Search the entries for the word "JSON". Copy every line where it turns up.

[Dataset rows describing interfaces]
******

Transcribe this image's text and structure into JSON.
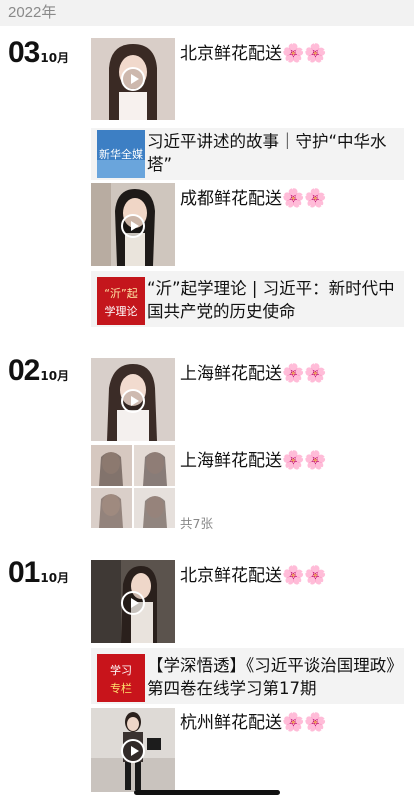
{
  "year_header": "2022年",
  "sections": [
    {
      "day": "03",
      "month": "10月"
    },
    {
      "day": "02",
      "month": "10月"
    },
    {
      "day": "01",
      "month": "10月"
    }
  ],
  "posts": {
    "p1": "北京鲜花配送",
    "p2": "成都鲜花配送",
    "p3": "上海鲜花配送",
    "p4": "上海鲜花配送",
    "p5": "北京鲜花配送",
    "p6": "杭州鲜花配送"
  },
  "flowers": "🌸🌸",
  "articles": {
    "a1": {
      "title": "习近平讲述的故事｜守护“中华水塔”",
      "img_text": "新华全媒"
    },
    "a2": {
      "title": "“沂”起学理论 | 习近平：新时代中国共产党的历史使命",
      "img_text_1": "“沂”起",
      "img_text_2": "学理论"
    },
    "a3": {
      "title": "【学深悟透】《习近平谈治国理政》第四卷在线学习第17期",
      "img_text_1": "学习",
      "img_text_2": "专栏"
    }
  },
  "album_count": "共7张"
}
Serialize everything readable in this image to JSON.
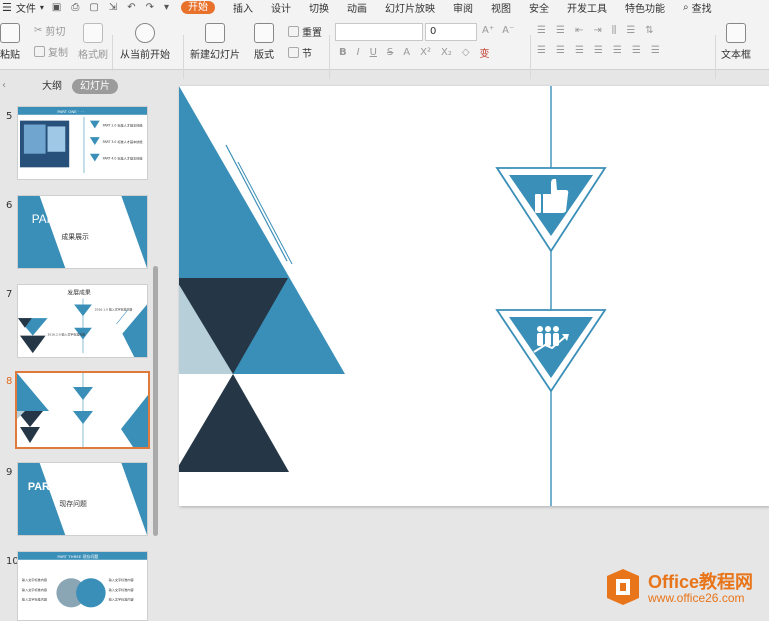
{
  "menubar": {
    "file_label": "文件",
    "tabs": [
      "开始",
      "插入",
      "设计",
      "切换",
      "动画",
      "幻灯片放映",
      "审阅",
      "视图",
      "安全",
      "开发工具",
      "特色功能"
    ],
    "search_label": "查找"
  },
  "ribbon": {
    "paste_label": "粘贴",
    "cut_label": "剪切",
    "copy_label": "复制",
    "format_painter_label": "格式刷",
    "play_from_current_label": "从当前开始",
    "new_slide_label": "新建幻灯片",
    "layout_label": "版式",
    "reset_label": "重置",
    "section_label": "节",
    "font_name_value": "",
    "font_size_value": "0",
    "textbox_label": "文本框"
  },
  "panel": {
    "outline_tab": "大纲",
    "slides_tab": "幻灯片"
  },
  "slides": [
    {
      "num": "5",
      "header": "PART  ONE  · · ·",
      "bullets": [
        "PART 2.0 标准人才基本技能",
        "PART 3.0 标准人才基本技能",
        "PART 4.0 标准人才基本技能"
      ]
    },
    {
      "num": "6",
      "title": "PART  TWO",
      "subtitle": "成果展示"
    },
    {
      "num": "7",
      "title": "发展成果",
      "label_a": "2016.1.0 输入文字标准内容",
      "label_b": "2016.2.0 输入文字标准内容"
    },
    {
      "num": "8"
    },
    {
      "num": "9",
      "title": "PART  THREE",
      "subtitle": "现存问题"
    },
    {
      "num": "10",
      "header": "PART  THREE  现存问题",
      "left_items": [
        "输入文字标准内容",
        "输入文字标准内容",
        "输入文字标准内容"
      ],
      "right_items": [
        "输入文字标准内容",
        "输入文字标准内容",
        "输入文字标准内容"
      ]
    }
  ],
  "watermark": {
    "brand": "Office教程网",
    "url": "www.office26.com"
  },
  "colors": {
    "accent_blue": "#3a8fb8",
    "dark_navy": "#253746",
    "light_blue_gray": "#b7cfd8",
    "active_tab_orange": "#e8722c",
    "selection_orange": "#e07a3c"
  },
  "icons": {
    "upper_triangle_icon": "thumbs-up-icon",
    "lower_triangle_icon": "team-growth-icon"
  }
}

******

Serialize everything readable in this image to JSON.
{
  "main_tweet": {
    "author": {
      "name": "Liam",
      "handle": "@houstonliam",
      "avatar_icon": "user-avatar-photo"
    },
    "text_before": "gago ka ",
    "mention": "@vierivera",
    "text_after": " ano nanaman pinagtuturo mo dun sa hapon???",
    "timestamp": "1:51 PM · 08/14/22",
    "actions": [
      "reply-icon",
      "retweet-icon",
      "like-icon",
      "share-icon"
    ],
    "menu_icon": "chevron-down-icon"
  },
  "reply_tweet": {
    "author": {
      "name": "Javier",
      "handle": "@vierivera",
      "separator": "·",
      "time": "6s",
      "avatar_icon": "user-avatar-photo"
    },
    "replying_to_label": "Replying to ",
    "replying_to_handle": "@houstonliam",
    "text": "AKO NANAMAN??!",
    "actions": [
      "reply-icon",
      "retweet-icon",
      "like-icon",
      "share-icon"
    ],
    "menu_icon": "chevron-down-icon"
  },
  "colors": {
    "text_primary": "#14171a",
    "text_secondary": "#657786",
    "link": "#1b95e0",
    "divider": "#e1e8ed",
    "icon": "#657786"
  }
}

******

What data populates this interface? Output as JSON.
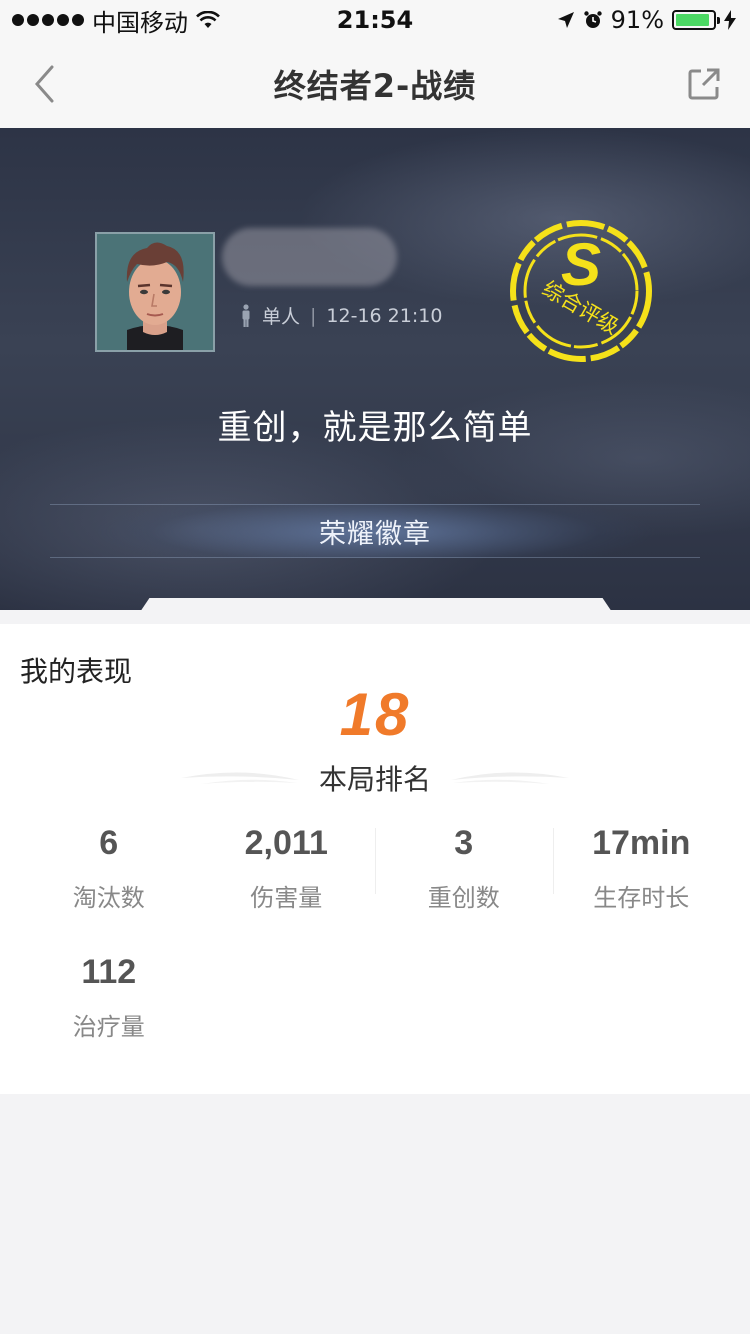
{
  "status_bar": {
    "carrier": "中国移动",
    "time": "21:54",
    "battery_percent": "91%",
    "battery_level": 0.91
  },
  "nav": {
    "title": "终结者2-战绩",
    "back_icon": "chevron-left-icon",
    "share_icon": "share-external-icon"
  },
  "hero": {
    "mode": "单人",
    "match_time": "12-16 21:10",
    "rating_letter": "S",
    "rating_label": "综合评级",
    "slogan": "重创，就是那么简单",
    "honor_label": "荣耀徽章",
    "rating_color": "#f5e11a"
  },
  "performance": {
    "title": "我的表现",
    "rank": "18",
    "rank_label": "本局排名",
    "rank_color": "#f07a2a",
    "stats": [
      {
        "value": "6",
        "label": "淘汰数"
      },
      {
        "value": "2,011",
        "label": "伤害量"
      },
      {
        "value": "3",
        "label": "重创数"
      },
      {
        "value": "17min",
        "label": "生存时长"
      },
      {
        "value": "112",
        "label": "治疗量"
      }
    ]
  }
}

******

Solution to the exercise:
Transcribe this image's text and structure into JSON.
Serialize everything readable in this image to JSON.
Serialize everything readable in this image to JSON.
What data populates this interface? Output as JSON.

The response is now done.